[QODLink]
Europe
Serb war crimes suspect appears at UN court
Goran Hadzic, Serbia's last major war crimes suspect, declines to enter plea during first appearance at UN tribunal.
Last Modified: 25 Jul 2011 18:24

Serbia's last major war crimes suspect has declined to enter a plea on charges over the 1991-1995 Croatian war, during his first appearance at the UN's Yugoslav war crimes tribunal.

"Mr [Goran] Hadzic is not going to enter a plea today. He is going to avail himself of the rights granted to him ..," Vladimir Petrovic, Hadzic's duty counsel, told the court in The Hague on Monday.

Al Jazeera's Emma Hayward, reporting from The Hague, said the hearing took less than 15 minutes.

"When he was asked to enter a plea he decided not to, which is within his right. He now has 30 days to give that plea, so we expect him back at the tribunal at the end of August.

"We now believe he has gone back to the UN custody suite, where he will work with his defence team on his case. He may not be as famous as some of the people who appeared before the tribunal, but he is no less important, a tribunal spokesman told me."

'Symbolic moment'

The arrest of Hadzic, 52, and his transfer to The Hague last week was a symbolic moment for both Serbia and the Balkans region, ending an 18-year manhunt to detain all 161 suspects indicted by the Yugoslavia war crimes court.

The European Union has insisted that Serbia arrest all wanted war criminals before it grants candidate status for membership. It is due to issue a progress report in October.

Hadzic is charged with 14 counts of war crimes and crimes against humanity. These include the extermination, murder and wilful killing of hundreds of Croat and other non-Serb civilians - in particular, 264 hospital patients who were killed in Vukovar in 1991.

Judge O-Gon Kwon said that a second arraignment hearing would be scheduled within 30 days as Hadzic had not entered a plea.

On the run

Hadzic was on the run for seven years, outlasting the better known indicted war criminal from the 1990s breakup of Yugoslavia, Bosnian Serb commander Ratko Mladic.

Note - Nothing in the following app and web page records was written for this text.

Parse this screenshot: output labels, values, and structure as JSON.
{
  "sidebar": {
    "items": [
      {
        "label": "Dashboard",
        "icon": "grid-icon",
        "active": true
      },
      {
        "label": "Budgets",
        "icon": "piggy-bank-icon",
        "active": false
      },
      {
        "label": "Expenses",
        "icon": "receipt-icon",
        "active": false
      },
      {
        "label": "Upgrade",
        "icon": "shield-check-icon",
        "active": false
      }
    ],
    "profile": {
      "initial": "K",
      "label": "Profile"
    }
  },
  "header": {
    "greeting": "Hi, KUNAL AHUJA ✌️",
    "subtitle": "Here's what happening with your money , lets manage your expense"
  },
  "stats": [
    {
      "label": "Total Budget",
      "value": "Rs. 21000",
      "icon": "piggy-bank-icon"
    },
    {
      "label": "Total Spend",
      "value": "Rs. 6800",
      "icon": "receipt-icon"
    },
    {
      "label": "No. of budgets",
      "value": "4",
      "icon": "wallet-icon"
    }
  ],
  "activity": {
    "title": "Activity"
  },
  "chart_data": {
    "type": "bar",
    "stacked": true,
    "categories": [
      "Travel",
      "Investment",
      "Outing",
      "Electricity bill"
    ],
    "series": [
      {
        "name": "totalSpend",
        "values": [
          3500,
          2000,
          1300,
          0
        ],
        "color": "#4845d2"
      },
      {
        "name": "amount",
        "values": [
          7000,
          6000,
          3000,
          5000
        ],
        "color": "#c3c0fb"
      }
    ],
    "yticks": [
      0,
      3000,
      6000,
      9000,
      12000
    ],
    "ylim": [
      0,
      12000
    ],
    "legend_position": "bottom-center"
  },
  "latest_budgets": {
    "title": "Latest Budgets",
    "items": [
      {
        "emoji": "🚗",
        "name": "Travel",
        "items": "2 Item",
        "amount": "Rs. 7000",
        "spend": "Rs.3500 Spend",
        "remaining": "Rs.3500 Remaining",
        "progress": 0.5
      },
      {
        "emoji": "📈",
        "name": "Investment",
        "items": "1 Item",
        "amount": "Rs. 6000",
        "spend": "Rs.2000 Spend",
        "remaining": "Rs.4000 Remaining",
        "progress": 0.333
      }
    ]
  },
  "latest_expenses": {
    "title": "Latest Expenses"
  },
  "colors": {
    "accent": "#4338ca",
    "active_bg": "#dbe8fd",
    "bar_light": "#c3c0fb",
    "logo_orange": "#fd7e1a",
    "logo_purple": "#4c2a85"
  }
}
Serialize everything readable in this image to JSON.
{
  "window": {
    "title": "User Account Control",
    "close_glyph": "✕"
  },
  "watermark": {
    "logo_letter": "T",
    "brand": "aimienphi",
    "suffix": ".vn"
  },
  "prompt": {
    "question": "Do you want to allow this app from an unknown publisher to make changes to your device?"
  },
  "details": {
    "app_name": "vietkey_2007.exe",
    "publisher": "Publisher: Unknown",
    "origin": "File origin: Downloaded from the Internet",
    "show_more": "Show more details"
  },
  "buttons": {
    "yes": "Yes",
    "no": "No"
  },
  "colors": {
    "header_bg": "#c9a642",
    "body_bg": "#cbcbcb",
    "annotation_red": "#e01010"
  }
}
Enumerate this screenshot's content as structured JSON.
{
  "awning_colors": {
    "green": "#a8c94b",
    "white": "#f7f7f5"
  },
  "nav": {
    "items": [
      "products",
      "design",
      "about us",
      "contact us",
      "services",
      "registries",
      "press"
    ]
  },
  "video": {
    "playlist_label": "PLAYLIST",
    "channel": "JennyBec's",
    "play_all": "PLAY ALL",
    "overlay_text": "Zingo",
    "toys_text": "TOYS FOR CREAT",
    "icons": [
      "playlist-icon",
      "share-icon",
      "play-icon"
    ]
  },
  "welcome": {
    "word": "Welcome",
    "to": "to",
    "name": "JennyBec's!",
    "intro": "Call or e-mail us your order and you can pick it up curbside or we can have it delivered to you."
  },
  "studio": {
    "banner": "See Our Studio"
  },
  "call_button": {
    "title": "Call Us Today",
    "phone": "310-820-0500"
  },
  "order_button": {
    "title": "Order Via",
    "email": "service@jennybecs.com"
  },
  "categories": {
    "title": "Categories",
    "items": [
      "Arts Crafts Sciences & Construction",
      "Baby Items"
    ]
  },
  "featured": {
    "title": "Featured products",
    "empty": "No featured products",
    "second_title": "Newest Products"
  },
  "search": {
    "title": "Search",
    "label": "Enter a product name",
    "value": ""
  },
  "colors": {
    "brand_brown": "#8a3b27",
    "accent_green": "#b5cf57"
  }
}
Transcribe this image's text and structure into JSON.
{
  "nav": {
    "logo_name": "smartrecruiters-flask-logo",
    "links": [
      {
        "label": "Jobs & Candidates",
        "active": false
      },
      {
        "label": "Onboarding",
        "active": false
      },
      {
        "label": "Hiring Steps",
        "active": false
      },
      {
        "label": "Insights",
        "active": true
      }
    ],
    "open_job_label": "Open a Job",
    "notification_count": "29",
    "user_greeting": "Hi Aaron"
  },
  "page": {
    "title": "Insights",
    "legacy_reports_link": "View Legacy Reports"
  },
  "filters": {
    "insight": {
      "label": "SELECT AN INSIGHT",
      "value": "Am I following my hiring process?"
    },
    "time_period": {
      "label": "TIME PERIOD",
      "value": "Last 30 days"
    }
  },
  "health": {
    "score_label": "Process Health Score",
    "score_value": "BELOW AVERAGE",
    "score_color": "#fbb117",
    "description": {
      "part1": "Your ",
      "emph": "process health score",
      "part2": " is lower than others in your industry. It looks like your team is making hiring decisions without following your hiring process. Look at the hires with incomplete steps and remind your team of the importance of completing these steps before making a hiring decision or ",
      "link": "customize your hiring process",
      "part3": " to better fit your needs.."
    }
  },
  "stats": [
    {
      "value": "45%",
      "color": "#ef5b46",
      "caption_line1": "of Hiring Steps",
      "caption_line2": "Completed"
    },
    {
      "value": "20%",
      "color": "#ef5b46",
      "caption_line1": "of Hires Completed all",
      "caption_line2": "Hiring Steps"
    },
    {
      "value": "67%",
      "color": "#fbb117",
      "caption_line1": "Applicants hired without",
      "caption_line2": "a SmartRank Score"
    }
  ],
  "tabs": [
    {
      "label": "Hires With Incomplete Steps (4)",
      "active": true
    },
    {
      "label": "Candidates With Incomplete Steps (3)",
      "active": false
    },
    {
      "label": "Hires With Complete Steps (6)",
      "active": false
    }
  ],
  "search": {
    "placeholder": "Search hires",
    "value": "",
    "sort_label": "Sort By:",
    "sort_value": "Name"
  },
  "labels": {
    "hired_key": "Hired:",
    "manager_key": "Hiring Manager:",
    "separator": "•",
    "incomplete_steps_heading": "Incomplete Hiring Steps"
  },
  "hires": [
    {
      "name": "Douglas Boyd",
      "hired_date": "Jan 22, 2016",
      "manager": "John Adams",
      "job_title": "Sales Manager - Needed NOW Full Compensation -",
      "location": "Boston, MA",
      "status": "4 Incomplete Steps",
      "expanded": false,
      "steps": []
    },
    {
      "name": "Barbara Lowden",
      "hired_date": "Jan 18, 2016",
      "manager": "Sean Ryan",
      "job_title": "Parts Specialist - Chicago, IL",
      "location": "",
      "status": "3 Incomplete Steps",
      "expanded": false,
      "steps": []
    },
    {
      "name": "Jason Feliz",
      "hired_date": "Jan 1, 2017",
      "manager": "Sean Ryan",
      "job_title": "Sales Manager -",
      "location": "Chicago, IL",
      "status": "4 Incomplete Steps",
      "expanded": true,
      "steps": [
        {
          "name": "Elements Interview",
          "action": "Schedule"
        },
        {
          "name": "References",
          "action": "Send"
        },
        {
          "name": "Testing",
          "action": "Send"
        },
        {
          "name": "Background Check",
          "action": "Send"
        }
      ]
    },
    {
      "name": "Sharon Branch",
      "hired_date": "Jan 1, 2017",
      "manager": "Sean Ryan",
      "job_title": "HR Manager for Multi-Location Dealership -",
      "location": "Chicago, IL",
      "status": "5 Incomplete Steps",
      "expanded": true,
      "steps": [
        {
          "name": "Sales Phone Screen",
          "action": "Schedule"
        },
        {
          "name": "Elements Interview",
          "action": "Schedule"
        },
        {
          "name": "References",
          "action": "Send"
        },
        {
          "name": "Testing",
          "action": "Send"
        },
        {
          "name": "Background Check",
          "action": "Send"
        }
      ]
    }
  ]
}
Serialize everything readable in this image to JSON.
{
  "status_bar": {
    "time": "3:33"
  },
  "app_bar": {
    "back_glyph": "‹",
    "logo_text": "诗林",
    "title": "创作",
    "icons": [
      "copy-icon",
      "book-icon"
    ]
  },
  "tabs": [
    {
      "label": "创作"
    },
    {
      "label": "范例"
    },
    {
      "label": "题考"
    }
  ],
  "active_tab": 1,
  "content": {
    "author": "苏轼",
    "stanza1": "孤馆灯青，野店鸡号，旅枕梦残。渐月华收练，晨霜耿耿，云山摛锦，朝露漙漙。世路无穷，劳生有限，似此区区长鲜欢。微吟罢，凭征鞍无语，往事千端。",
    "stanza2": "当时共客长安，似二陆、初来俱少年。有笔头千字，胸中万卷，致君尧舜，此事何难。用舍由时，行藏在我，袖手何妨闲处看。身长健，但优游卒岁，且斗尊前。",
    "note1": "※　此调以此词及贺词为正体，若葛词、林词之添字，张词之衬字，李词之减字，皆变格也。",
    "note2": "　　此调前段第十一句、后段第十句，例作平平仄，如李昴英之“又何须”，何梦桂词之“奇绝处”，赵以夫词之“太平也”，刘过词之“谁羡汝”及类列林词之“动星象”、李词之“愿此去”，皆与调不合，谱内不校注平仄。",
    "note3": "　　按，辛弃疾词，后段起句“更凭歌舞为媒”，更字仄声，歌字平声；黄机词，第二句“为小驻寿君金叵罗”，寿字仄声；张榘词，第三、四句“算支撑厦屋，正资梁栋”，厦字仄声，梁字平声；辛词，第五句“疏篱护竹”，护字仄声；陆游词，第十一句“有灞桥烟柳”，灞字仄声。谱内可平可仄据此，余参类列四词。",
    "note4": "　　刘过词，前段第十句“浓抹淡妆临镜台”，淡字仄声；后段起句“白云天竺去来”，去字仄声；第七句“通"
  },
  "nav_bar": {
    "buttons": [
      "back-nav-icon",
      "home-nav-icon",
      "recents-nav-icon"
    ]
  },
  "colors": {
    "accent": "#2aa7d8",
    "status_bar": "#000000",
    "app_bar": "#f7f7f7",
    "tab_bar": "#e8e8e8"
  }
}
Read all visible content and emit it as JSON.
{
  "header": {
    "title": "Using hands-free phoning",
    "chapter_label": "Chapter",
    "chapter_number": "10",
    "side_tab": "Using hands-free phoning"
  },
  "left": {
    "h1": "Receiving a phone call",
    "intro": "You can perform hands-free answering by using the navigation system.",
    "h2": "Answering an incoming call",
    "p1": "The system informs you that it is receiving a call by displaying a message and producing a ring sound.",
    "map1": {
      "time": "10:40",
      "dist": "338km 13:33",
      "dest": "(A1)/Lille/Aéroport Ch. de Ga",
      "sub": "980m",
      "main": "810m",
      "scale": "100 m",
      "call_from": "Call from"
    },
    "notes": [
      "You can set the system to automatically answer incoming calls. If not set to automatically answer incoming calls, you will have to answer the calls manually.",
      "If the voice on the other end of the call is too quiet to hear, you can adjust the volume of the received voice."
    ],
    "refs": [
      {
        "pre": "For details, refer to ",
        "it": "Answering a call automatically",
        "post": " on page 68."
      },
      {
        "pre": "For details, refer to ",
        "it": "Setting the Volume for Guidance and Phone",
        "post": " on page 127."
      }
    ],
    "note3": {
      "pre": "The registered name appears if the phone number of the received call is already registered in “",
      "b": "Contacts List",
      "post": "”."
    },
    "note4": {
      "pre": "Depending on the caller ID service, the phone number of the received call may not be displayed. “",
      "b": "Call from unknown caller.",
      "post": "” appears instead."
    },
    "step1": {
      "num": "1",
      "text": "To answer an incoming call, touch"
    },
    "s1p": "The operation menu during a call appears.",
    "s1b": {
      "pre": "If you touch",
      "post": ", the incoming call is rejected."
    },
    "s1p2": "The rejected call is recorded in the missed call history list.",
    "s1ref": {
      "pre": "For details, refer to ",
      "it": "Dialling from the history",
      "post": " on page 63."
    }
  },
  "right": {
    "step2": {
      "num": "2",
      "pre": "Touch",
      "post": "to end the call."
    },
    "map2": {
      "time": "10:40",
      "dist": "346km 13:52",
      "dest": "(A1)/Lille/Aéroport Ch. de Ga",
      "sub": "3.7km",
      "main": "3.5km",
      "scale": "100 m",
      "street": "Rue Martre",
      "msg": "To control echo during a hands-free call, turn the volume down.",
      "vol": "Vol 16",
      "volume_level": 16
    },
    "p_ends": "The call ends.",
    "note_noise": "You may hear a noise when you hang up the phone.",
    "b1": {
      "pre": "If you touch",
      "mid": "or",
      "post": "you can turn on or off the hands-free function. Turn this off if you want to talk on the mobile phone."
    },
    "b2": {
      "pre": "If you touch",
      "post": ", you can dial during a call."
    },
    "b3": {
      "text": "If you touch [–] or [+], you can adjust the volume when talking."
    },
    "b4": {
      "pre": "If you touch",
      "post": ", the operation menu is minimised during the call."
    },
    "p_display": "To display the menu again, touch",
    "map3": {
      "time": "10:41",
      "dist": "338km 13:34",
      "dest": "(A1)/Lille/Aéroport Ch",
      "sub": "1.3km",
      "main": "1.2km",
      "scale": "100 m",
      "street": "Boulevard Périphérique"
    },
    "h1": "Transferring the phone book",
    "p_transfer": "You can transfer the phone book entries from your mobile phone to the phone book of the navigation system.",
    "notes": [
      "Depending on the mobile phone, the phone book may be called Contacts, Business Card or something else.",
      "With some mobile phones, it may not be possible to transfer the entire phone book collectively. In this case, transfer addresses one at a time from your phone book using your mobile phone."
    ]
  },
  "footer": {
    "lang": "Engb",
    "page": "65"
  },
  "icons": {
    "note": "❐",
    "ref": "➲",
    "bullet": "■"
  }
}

Serbian security officials arrested Hadzic about 65km north of Belgrade last week. He was allowed a visit from his family before his transfer to The Hague on Friday.

Few Serbs lamented Hadzic's departure, in contrast to the public reaction to the arrest of Mladic in May and of Bosnian Serb wartime political chief Radovan Karadzic three years ago.

Source:
Al Jazeera and agencies
Topics in this article
People
Country
City
Organisation
Featured on Al Jazeera
Italy struggles to deal with growing flood of migrants willing to risk their lives to reach the nearest European shores.
Israel's Operation Protective Edge is the third major offensive on the Gaza Strip in six years.
Muslims and Arabs in the US say they face discrimination in many areas of life, 13 years after the 9/11 attacks.
At one UN site alone, approximately four children below the age of five are dying each day.
Featured
Chemotherapy is big business, but some US doctors say it could be overused and are pushing for cheaper and better care.
Amid vote audit and horse-trading, politicians of all hues agree a compromise is needed to avoid political instability.
Part of the joint accord aimed at ending the political impasse establishes an independent National Election Commission.
Rights groups say the US prosecution of terrorism cases targets Muslims and are fraught with abuses.
Local painters forgo experimentation to cater to growing number of foreign buyers.
join our mailing list